Hollywood Confessional is a podcast with anonymous film industry workers telling their stories about terrible treatment and bad behavior—my kinda thing! (The exposing, not the bad behavior.)
Their newest installment features, in its second half, a composer talking about “The Machine”: the set-up of largely unheralded, underpaid and overworked assistants who do the lion’s share of the scoring work for numerous projects under the auspices of big-name composers. Not to mention, they also do everything (over 20-hour workdays) from take their bosses to the dentist and procure their fresh coconut water.
I don’t know who this is—but I believe her.

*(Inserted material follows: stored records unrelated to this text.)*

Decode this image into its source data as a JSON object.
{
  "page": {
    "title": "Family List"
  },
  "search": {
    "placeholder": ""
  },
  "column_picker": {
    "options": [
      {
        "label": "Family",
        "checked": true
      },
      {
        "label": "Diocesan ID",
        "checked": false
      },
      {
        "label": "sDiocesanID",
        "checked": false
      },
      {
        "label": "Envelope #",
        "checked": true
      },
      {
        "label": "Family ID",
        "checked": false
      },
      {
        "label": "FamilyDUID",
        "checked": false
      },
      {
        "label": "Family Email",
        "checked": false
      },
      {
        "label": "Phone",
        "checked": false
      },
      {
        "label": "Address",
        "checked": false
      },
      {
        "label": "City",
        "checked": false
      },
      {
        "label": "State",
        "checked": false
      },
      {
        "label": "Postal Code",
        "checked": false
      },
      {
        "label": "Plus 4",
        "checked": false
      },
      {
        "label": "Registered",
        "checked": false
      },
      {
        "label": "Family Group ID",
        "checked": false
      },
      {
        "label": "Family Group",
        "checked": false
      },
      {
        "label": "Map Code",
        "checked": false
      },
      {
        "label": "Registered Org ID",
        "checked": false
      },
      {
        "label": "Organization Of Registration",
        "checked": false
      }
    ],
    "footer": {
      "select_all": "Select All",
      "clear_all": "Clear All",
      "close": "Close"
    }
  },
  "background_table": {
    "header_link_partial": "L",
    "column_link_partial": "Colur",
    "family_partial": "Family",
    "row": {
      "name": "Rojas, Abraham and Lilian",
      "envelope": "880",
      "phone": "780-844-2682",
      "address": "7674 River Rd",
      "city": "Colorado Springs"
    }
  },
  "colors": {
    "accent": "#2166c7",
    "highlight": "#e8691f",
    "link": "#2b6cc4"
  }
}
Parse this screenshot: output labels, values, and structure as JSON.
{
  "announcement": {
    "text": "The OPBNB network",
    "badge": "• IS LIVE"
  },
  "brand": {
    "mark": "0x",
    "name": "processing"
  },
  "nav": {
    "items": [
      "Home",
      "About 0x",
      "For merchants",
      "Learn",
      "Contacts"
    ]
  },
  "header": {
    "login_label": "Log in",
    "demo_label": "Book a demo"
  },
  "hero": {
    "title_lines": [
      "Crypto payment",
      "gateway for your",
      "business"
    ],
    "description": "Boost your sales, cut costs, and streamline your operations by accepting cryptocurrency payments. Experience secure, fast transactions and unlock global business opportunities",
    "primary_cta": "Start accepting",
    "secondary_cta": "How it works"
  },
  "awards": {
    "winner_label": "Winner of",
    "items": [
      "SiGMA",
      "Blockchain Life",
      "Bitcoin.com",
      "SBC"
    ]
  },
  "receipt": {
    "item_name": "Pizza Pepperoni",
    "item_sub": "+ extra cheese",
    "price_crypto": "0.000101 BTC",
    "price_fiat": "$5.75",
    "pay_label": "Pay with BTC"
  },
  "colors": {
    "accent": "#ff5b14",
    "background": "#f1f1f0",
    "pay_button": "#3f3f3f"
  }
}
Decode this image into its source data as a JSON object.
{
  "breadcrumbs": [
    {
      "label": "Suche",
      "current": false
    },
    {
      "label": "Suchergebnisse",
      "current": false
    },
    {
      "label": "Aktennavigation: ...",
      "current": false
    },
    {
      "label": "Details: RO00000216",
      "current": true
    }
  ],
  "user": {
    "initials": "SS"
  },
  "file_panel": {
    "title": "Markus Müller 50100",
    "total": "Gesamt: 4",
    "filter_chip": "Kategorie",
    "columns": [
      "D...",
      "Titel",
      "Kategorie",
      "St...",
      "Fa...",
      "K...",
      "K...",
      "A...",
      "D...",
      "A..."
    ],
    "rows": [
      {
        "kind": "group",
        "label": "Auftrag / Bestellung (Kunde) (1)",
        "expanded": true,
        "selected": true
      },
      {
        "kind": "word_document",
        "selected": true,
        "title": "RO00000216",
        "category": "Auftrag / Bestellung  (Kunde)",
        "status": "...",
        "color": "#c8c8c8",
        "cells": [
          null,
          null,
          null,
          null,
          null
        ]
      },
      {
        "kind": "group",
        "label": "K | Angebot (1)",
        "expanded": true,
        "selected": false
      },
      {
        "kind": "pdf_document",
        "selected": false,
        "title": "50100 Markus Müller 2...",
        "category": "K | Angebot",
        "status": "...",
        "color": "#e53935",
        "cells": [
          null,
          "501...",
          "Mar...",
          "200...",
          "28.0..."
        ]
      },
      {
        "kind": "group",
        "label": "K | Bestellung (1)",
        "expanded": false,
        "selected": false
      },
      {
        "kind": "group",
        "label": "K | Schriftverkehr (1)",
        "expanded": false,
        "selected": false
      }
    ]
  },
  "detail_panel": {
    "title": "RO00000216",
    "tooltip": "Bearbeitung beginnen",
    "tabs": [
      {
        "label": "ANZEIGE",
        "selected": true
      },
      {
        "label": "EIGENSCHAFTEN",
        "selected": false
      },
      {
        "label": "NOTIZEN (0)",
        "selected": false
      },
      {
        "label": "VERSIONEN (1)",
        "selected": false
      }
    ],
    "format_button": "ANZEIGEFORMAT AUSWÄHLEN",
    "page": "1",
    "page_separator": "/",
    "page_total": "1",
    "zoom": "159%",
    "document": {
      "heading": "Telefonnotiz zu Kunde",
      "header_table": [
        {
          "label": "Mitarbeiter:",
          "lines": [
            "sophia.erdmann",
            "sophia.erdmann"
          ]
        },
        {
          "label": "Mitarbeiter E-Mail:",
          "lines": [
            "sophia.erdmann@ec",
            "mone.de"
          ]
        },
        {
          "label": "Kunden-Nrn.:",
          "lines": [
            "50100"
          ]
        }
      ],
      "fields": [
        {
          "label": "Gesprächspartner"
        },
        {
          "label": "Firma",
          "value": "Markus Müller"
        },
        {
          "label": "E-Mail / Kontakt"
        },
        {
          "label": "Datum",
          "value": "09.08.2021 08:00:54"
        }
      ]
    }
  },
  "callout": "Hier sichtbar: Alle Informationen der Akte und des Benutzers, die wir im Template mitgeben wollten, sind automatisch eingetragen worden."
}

Modern technology and practices have enabled a handful of composers to rake in tons of money while supervising teams of assistants and ghostwriters—and pretty much everybody within the business knows and accepts this. (Here’s a recent Vanity Fair piece.) It’s especially widespread in television.
And this is, aesthetically, why so much film and TV music today is utterly forgettable: it’s just futzed around in the computer, a la sound design, by anonymous interns.
Also, you have ludicrous situations like the head composers having to be briefed by their assistants, who actually did the work, in order to explain what they “wrote” to journalists!